Stakeholders in the aquaculture subsector have called on the Fisheries Commission (FC) and the Ghana Standards Authority (GSA) to develop a Residue Monitoring Plan as part of measures to guarantee safe and high quality fish for consumers in line with international standards and export requirements.
This call was contained in a position paper presented by the Development Action Association (DAA) to the Fisheries Commission on December 19, 2022 at the Fisheries Commission Conference room.
Presenting the position paper, Joseph Wise Seyram Klu, an agribusiness consultant, said the residues in farmed fish are not tested at the moment in view of the absence of a residue monitoring plan for farmed fish.
This phenomenon has led to difficulties in ascertaining the quality of fish produced in aquaculture systems in accordance with the requisite food safety standards.
“A Residue Monitoring Plan is key to the requirement for farmed fish export into the EU market, and the absence of it is a barrier to entry for farmers who wish to export,” Mr Klu indicated.
The position paper also conveyed stakeholders’ call for the government, through the Ministry of Fisheries and Aquaculture Development and the Fisheries Commission to resource the Veterinary Services Directorate (VSD)’s National Food Safety Laboratory or the GSA’s Food Laboratory with a Liquid Chromatography – Mass Spectrometry (LC-MS) machine and its accessories to enable the testing of residues in farmed fish.
Francis De Heer, the Organizer of the National Aquaculture Association reiterated how critical it has become for the FC to operationalize an aquaculture biosecurity plan to help in managing bio-certification of fish farms and regulate aquaculture practices.
This according to him will require an urgent institution of farmer and consumer-oriented programs to promote aquaculture, safeguard sustainable water resource management and food safety.
“It will also ensure the protection of wild species and promote healthy, productive, and resilient water-use ecosystems”, he stressed.
Mr. De Heer stated that, it has become very necessary for the Fisheries Commission to develop and establish a national aquaculture bio-certification program along with biosecurity self-assessment checklists for farmers and fisheries staff.
“The institution and implementation of a fish farm bio-certification program will minimize production losses and reduce the risks of pests and diseases affecting farmed fish and the environment as well as reduce the risk of losing market access for Ghana’s farmed fish,” he added.
Also speaking at the presentation, Emelia Nortey of DAA lamented the absence of documented aquaculture disease surveillance, and disease preparedness and control plans by the Fisheries Commission and called on the Fish Health Unit of the Fisheries Commission to engage the VSD and develop one for the aquaculture subsector.
She also charged the Fisheries Commission to strengthen ties and synchronize its operations with the VSD, FDA and GSA given their vital roles.
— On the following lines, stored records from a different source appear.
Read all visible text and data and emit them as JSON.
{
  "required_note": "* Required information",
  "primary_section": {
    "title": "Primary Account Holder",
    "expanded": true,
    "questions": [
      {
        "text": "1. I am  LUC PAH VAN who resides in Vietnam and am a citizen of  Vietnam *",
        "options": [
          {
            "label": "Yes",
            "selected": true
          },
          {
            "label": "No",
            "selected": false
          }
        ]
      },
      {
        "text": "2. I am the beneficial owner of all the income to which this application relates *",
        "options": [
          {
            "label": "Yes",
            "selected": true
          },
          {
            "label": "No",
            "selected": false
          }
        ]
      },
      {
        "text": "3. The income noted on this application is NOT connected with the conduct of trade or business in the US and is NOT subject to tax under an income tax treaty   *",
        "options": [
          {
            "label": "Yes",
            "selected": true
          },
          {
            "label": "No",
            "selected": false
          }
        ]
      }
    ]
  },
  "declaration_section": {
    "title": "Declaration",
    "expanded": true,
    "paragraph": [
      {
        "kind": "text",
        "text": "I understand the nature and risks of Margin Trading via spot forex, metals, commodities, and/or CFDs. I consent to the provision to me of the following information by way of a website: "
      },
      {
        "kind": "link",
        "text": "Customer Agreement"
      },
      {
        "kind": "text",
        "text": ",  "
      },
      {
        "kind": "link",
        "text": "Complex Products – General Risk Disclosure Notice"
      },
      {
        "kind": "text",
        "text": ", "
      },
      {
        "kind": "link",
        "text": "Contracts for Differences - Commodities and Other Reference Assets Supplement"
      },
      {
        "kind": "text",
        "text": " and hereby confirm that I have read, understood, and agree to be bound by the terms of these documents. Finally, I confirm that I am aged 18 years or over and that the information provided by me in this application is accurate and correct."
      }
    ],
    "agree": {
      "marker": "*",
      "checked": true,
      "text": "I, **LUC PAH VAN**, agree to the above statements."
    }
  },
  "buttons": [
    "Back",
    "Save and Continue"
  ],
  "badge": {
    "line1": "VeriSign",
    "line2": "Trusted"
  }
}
Further, she called on the Fisheries Commission to resource technical officers to supervise the biosecurity plan and the bio-certification program as well as ensure the establishment of fisheries desks at the various Metropolitan, Municipal, and District Assemblies (MMDAs).
Receiving the position paper, Paul Bannerman, the Deputy Executive Director of the Fisheries Commission, thanked DAA for their efforts and GIZ, which has been supportive of this process through its Sustainable Employment through Agribusiness (AgriBiz) programme.